Interesting.....I think that's a stretch of a vivid imiganation!


It may be a bit creative but not as creative as some of the shed or even garage wiring I've seen. I'm not rewriting code here, just trying to cover my butt.

If it isn't a permanent structure I'd rather insure that the actual premise wiring to it is legal, GFI protected, and easily disconnected. Let's face it, the owner is going to do whatever he wants to the wiring inside once I leave.

High wind isn't a constant threat around here and there are a lot sheet metal and plastic sheds around. But we did have a really windy day last year that could have and probably did send some sheds flying. Seems if they were cord and plug connected nobody would have to make an emergency call to an electrician if they did go wandering.

If it is a permanent building, what I would call a garage or shop, and the larger wooden shed kits qualify as that IMO, then lets wire it right and close up the bays with OSB or drywall.
Posted By: gfretwell Re: shed on a GFCI?? - 06/23/09 11:12 PM
If this whole shed is "cord and plug connected" then the answer is simple, the receptacle it plugs into has to be GFCI because it is "outdoors". 210.8(A)(3)

This was really very common up north, usually done with an orange cord strung through the trees. It was all part of that "temporary" thinking.
Posted By: HotLine1 Re: shed on a GFCI?? - 06/25/09 01:04 AM
Greg:
Where exactly 'up north' are you refering to??

Sheds here (over 100 sq ft) require permits. Power/ltg to it requires a permit. Ah, but that's in a perfect world. I am not aware of any anchoring of the <100 sq ft units, and yes, I have seen a few the wind got to.

Posted By: gfretwell Re: shed on a GFCI?? - 06/25/09 02:24 AM
PG county Maryland. Much south of that "permit" was a fish
Posted By: ChicoC10 Re: shed on a GFCI?? - 06/25/09 11:30 PM
Through the trees? That's more professional than most of the orange cord jobs I've come across. Usually they are posing a trip hazard as well. That is if they actually used a cord instead of fabbing one up out of romex.

There is a difference between what I'm saying and that though.

BTW 120 sq. ft. is what needs a permit around here.
Posted By: Trumpy Re: shed on a GFCI?? - 06/26/09 12:11 PM
Funny thing them "semi-permanent sheds" they sell at the DIY stores.
I remember there was a particularly windy day over here last year, we saw one of these things flying over the main highway with the "wiring" straggling behind it.

We were returning back to the fire station in a fire appliance, after a call to nail down roofing iron (corrugated steel sheets) that had lifted in the wind.

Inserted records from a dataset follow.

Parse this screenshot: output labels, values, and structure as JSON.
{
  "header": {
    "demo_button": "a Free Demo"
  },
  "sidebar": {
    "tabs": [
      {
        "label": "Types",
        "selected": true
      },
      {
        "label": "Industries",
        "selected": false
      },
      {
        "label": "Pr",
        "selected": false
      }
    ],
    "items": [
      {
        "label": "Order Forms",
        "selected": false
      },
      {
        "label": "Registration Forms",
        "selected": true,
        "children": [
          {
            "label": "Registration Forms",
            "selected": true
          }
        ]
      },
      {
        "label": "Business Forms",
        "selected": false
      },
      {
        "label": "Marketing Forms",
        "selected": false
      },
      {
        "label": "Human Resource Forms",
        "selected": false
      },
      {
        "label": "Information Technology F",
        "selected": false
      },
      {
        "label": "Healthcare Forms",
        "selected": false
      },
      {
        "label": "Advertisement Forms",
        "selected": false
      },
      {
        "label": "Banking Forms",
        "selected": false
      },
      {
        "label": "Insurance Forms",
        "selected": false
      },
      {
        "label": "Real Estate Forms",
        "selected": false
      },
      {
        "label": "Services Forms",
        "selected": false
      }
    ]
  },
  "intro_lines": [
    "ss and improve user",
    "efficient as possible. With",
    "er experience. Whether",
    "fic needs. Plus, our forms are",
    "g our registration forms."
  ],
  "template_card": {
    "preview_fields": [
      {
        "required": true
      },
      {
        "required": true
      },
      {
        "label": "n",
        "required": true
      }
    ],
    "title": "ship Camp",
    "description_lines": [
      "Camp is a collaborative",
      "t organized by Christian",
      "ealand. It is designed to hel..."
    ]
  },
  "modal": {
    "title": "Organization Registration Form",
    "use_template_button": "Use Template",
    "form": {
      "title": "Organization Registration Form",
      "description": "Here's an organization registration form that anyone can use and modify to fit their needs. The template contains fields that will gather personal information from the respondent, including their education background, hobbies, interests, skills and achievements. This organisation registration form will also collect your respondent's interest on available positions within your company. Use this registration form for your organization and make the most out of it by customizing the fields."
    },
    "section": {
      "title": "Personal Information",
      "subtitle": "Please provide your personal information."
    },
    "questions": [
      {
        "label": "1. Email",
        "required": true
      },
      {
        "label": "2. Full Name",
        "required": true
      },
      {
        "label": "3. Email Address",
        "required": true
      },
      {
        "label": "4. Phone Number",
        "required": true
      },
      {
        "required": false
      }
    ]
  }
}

To see a whole "shed" fly across a busy highway, was nothing less than enthralling and scary at the same time.

My very loose interpretation of a shed, is a structure that is permanently affixed to a concrete slab and a bottom plate of enough strength to hold it down under all weather conditions.

It actually makes me wonder if things like this are designed to be wired, the tin foil thin walls and lack of real structural strength only serves to re-inforce my thoughts.

Just my $0.02 worth.
Posted By: gfretwell Re: shed on a GFCI?? - 06/26/09 04:59 PM
I thought Florida building codes were draconian when I first moved here but now I laugh when I hear these stories and remember houses with serious wind damage in summer "storms" we would call a shower here.
A lot of people balk at the idea that a shed needs to be built to the same standard as a house but the issue is not the shed, it is the house next door that gets hit by the flying shed and all it's contents.
Not only is the bottom plate going to be tied to the foundation, the roof will too via the metal connectors in the framing or the steel in the block/concrete matrix.
Posted By: SteveFehr Re: shed on a GFCI?? - 07/02/09 05:40 PM
If you plan on putting any receptacles in the shed, it's going to have to have GFCI protection. The code does not require lighting circuits to be on GFCI, but it does not prohibit it, either.

One point of considering I didn't see brought up is the exception in NEC that allows a 20A GFCI-protected circuit to be buried as shallow as 12" without having to step up to RGC or a concrete cap. If that's all you need, and the GFCI outlet is easily accessible if you ever trip it, there's really no reason not to GFCI protect the entire feeder.
© ECN Electrical Forums